(Data provided)

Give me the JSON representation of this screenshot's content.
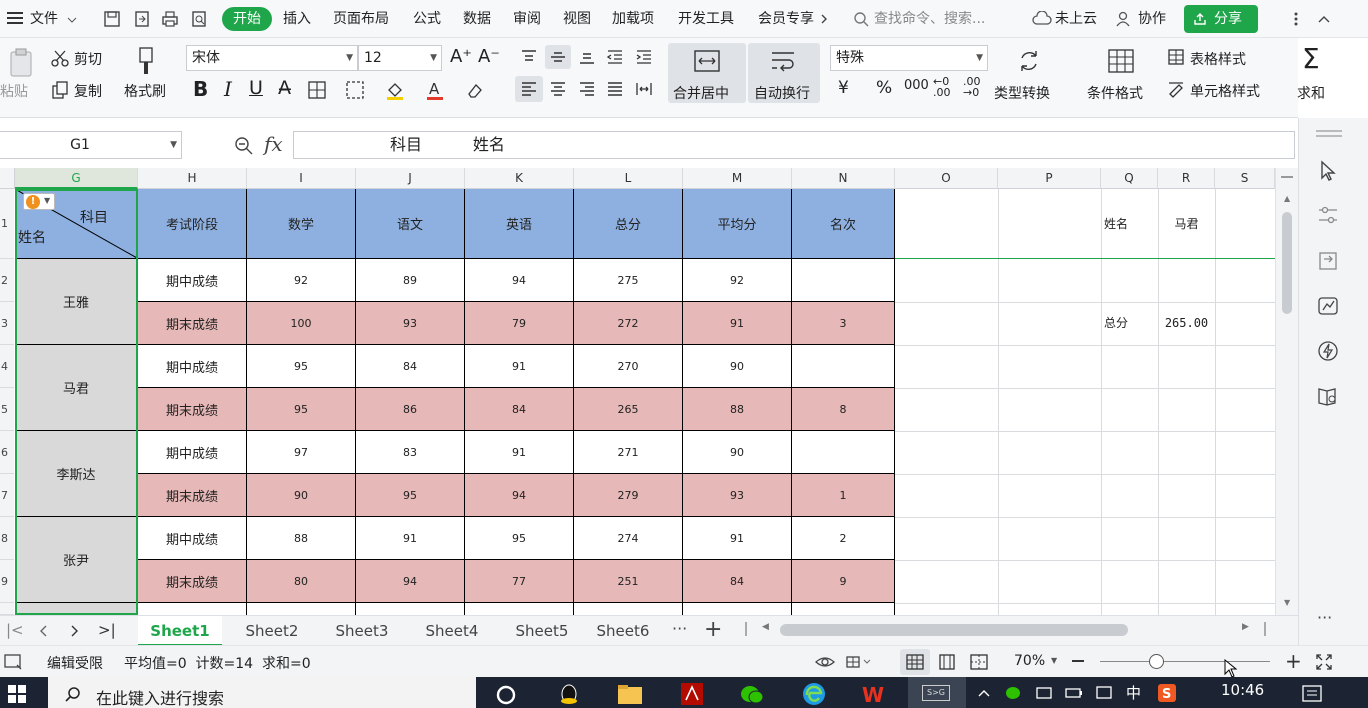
{
  "menubar": {
    "file": "文件",
    "tabs": [
      "开始",
      "插入",
      "页面布局",
      "公式",
      "数据",
      "审阅",
      "视图",
      "加载项",
      "开发工具",
      "会员专享"
    ],
    "search_placeholder": "查找命令、搜索...",
    "cloud": "未上云",
    "collab": "协作",
    "share": "分享"
  },
  "ribbon": {
    "paste": "粘贴",
    "cut": "剪切",
    "copy": "复制",
    "format_painter": "格式刷",
    "font_name": "宋体",
    "font_size": "12",
    "merge_center": "合并居中",
    "wrap_text": "自动换行",
    "number_format": "特殊",
    "type_convert": "类型转换",
    "cond_format": "条件格式",
    "table_style": "表格样式",
    "cell_style": "单元格样式",
    "sum": "求和"
  },
  "formula_bar": {
    "name_box": "G1",
    "fx": "fx",
    "content": "科目          姓名"
  },
  "columns": [
    "G",
    "H",
    "I",
    "J",
    "K",
    "L",
    "M",
    "N",
    "O",
    "P",
    "Q",
    "R",
    "S"
  ],
  "row_numbers": [
    "1",
    "2",
    "3",
    "4",
    "5",
    "6",
    "7",
    "8",
    "9"
  ],
  "table": {
    "corner_top": "科目",
    "corner_bottom": "姓名",
    "headers": [
      "考试阶段",
      "数学",
      "语文",
      "英语",
      "总分",
      "平均分",
      "名次"
    ],
    "students": [
      {
        "name": "王雅",
        "rows": [
          [
            "期中成绩",
            "92",
            "89",
            "94",
            "275",
            "92",
            ""
          ],
          [
            "期末成绩",
            "100",
            "93",
            "79",
            "272",
            "91",
            "3"
          ]
        ]
      },
      {
        "name": "马君",
        "rows": [
          [
            "期中成绩",
            "95",
            "84",
            "91",
            "270",
            "90",
            ""
          ],
          [
            "期末成绩",
            "95",
            "86",
            "84",
            "265",
            "88",
            "8"
          ]
        ]
      },
      {
        "name": "李斯达",
        "rows": [
          [
            "期中成绩",
            "97",
            "83",
            "91",
            "271",
            "90",
            ""
          ],
          [
            "期末成绩",
            "90",
            "95",
            "94",
            "279",
            "93",
            "1"
          ]
        ]
      },
      {
        "name": "张尹",
        "rows": [
          [
            "期中成绩",
            "88",
            "91",
            "95",
            "274",
            "91",
            "2"
          ],
          [
            "期末成绩",
            "80",
            "94",
            "77",
            "251",
            "84",
            "9"
          ]
        ]
      }
    ]
  },
  "lookup": {
    "name_label": "姓名",
    "name_value": "马君",
    "total_label": "总分",
    "total_value": "265.00"
  },
  "sheets": [
    "Sheet1",
    "Sheet2",
    "Sheet3",
    "Sheet4",
    "Sheet5",
    "Sheet6"
  ],
  "active_sheet": "Sheet1",
  "status": {
    "edit_mode": "编辑受限",
    "summary": "平均值=0  计数=14  求和=0",
    "zoom": "70%"
  },
  "taskbar": {
    "search_placeholder": "在此键入进行搜索",
    "ime": "中",
    "time": "10:46"
  },
  "colors": {
    "accent": "#1fa64a",
    "header_blue": "#8db0e0",
    "pink": "#e6b8b7",
    "name_gray": "#d9d9d9"
  }
}
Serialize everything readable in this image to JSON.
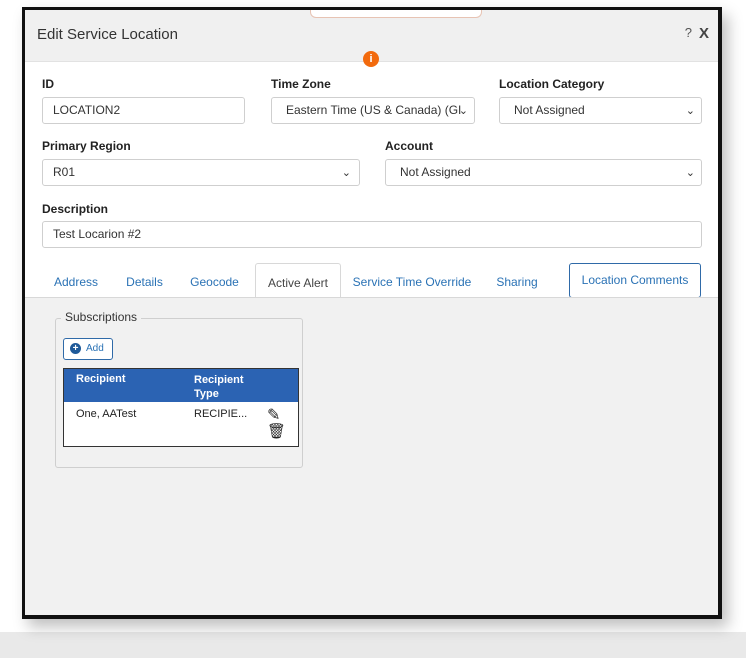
{
  "dialog": {
    "title": "Edit Service Location",
    "help_label": "?",
    "close_label": "X",
    "info_label": "i"
  },
  "form": {
    "id_label": "ID",
    "id_value": "LOCATION2",
    "timezone_label": "Time Zone",
    "timezone_value": "Eastern Time (US & Canada) (GI",
    "location_category_label": "Location Category",
    "location_category_value": "Not Assigned",
    "primary_region_label": "Primary Region",
    "primary_region_value": "R01",
    "account_label": "Account",
    "account_value": "Not Assigned",
    "description_label": "Description",
    "description_value": "Test Locarion #2"
  },
  "tabs": [
    {
      "label": "Address"
    },
    {
      "label": "Details"
    },
    {
      "label": "Geocode"
    },
    {
      "label": "Active Alert",
      "active": true
    },
    {
      "label": "Service Time Override"
    },
    {
      "label": "Sharing"
    },
    {
      "label": "Location Comments"
    }
  ],
  "subscriptions": {
    "legend": "Subscriptions",
    "add_label": "Add",
    "columns": [
      "Recipient",
      "Recipient Type"
    ],
    "rows": [
      {
        "recipient": "One, AATest",
        "type": "RECIPIE..."
      }
    ]
  },
  "icons": {
    "caret": "chevron-down-icon",
    "edit": "edit-icon",
    "delete": "trash-icon",
    "info": "info-icon",
    "add": "plus-circle-icon"
  },
  "colors": {
    "accent": "#2a72b5",
    "grid_header": "#2b63b3",
    "info": "#f26a0d"
  }
}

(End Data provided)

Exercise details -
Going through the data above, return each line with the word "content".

Exercise response -
Give me the JSON representation of this screenshot's content.
    "content": "科目          姓名"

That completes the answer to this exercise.